DIRECTIONS FOR THIS TASK →
Examine each line of the data. Copy the line if it includes the word "JSON".

RECORDS SUPPLIED →

• • •

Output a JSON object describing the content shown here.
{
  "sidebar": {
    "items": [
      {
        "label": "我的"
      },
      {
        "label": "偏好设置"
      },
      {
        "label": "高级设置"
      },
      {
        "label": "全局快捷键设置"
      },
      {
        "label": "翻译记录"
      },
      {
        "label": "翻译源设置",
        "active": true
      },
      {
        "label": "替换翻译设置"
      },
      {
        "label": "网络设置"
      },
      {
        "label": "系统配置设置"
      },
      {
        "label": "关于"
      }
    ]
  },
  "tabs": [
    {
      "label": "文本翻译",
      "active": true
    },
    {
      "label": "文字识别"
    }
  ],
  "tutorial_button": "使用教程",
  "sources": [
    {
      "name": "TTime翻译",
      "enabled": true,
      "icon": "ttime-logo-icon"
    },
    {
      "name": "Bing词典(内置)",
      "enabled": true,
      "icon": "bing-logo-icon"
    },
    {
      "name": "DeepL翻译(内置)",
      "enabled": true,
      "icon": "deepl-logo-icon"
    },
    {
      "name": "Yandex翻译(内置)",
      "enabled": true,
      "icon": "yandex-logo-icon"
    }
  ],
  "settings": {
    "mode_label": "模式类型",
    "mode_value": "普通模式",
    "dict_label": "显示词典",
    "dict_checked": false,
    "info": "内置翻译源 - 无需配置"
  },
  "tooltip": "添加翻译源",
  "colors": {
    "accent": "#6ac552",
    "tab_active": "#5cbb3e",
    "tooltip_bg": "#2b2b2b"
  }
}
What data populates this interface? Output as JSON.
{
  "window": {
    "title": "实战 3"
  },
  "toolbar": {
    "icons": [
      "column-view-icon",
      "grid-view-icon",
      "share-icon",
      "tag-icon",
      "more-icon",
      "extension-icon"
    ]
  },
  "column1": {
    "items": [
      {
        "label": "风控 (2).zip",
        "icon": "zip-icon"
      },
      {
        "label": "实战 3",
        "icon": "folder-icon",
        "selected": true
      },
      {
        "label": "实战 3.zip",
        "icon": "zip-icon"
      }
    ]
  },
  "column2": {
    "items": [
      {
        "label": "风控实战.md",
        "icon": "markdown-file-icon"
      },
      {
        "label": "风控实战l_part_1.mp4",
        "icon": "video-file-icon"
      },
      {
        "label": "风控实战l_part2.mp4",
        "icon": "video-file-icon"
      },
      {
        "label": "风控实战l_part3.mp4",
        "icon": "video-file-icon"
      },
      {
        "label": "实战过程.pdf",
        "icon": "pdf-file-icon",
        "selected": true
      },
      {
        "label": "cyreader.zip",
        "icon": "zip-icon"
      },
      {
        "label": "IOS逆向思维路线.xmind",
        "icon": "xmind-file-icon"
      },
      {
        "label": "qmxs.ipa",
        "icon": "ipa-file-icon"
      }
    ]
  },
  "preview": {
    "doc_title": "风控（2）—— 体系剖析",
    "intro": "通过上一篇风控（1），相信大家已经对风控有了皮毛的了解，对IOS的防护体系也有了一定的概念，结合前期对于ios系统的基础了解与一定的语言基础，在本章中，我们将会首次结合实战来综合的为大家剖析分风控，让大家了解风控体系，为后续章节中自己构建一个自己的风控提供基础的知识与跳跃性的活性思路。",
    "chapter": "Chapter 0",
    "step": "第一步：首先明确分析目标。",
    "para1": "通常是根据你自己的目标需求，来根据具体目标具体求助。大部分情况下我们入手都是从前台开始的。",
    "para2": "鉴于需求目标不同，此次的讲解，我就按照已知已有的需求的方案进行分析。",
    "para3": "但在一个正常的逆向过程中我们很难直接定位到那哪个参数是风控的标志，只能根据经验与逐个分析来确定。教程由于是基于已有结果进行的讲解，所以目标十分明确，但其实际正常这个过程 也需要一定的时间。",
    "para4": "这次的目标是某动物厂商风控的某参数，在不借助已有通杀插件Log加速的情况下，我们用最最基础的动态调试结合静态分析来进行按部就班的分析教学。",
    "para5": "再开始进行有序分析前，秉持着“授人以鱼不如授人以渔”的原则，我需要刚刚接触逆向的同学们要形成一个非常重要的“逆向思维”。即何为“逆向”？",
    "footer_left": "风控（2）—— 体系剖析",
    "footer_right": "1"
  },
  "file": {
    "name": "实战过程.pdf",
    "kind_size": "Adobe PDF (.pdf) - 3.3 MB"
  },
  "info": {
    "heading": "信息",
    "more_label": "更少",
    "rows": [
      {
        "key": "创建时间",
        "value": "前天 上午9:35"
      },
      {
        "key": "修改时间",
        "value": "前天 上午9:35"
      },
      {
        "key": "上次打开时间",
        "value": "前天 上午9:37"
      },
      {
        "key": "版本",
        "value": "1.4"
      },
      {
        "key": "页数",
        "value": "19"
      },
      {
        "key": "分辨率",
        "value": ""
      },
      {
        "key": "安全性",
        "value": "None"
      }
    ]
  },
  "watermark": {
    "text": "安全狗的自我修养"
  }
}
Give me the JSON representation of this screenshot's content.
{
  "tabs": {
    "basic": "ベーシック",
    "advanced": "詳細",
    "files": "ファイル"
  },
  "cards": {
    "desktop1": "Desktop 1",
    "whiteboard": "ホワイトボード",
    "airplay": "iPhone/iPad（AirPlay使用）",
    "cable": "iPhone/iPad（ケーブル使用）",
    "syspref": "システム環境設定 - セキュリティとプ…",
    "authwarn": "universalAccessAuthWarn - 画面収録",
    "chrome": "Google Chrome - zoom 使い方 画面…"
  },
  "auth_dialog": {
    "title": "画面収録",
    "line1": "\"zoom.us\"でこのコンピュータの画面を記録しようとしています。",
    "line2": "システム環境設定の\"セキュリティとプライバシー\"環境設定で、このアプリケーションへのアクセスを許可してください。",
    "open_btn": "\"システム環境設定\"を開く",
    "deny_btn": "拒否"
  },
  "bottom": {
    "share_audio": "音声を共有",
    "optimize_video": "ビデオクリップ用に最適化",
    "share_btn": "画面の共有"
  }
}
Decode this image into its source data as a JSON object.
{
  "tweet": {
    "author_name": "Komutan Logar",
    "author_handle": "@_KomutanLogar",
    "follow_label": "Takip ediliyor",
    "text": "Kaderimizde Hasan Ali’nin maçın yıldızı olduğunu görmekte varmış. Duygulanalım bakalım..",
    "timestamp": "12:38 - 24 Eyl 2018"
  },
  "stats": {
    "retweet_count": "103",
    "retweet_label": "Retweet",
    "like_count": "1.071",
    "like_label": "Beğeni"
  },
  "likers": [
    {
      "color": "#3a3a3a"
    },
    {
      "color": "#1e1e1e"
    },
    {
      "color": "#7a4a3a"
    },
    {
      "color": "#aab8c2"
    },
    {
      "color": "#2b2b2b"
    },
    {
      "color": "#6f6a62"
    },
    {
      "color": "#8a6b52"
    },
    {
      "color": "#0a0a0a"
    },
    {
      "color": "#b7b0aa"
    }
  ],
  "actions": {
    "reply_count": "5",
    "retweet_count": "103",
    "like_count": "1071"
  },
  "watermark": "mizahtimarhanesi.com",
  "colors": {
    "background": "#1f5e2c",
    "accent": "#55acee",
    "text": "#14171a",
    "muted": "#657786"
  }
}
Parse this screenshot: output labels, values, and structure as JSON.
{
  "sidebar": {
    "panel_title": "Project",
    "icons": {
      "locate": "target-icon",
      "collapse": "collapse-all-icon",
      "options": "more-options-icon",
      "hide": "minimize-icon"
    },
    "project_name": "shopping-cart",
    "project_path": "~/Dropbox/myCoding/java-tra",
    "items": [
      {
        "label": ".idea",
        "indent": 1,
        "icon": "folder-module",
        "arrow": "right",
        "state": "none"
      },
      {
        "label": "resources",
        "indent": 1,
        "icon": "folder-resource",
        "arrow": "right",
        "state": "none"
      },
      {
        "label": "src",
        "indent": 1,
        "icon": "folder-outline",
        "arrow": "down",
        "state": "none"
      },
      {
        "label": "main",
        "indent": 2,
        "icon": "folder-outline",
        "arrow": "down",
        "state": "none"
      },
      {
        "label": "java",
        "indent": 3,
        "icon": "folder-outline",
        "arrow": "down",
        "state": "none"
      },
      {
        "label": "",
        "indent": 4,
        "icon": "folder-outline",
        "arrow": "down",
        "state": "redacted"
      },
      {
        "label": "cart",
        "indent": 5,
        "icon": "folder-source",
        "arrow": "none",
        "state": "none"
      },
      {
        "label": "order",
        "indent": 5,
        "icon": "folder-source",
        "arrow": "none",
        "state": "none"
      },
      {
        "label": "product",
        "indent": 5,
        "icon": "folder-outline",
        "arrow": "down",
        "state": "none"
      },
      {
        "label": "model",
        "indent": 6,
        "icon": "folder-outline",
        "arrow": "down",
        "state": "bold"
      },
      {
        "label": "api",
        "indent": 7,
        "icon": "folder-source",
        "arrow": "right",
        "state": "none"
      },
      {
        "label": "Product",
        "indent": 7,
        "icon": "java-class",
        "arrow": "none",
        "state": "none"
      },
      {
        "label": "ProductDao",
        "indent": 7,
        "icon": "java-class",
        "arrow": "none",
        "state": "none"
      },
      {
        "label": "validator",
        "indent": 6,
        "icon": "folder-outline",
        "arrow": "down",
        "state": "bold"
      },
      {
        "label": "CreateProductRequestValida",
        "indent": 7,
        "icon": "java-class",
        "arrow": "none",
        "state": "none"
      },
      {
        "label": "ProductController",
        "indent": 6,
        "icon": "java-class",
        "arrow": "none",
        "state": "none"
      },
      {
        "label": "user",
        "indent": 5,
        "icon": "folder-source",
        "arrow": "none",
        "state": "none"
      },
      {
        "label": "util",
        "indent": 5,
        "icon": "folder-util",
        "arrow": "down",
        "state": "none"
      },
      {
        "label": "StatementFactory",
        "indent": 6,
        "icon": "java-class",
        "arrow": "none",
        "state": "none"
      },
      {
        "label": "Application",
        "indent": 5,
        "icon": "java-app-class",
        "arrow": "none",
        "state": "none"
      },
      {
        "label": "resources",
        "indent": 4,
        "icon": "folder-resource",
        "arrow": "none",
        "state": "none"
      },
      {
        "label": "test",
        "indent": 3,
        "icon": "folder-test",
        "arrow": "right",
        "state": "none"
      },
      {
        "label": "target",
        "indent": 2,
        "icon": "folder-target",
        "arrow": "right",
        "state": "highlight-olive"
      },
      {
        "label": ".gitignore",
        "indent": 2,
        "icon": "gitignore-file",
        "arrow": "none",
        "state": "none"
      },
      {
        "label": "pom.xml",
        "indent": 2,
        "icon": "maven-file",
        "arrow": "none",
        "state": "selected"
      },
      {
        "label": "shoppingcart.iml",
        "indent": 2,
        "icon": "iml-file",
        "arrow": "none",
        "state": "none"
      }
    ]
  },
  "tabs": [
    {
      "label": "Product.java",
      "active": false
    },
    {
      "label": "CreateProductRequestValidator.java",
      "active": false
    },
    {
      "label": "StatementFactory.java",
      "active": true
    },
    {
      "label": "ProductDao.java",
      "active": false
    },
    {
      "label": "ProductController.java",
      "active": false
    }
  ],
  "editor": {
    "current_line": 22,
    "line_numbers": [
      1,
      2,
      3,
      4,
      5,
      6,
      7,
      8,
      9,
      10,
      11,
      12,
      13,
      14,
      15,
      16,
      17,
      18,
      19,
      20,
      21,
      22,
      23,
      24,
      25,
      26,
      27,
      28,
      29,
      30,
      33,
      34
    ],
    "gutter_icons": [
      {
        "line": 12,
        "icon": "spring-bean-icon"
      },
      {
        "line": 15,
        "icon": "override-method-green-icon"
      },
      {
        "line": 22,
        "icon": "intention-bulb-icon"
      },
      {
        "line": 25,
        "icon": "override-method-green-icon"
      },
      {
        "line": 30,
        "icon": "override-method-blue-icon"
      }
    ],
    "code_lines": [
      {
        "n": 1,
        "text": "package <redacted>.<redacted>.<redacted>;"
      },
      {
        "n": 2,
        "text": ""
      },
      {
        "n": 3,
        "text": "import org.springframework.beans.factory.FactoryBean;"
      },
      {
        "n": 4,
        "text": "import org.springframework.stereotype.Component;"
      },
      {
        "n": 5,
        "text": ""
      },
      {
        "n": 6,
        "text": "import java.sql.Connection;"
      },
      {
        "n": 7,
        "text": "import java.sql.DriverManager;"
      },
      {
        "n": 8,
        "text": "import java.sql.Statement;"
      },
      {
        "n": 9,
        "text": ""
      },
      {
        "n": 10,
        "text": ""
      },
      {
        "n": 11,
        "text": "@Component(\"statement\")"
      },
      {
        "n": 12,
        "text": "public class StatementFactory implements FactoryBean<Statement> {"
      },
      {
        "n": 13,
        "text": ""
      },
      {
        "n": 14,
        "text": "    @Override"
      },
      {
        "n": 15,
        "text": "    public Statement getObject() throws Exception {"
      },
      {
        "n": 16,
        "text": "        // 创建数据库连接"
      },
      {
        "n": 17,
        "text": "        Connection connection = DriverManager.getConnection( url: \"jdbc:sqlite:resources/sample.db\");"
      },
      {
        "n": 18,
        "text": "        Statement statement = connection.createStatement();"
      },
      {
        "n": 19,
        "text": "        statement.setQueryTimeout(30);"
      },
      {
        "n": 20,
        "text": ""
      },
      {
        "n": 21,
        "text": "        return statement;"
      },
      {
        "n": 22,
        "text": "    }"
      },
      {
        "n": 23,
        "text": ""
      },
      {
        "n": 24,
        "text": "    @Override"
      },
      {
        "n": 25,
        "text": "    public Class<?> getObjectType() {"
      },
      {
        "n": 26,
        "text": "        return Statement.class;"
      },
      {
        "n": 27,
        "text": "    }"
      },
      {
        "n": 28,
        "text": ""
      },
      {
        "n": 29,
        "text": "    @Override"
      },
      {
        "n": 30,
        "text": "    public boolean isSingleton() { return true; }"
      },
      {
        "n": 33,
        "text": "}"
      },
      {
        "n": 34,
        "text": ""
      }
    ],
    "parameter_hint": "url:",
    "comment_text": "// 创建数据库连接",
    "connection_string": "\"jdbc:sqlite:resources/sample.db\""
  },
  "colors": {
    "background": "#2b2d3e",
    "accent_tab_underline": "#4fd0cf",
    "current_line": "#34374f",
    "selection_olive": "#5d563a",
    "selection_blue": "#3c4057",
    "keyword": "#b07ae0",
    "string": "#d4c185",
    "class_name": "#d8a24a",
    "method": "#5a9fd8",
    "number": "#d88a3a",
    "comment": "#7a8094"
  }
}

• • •

ANSWER SECTION →
Output a JSON object describing the content shown here.
What data populates this interface? Output as JSON.
Give me the JSON representation of this screenshot's content.
Decode this image into its source data as a JSON object.
Parse this screenshot: output labels, values, and structure as JSON.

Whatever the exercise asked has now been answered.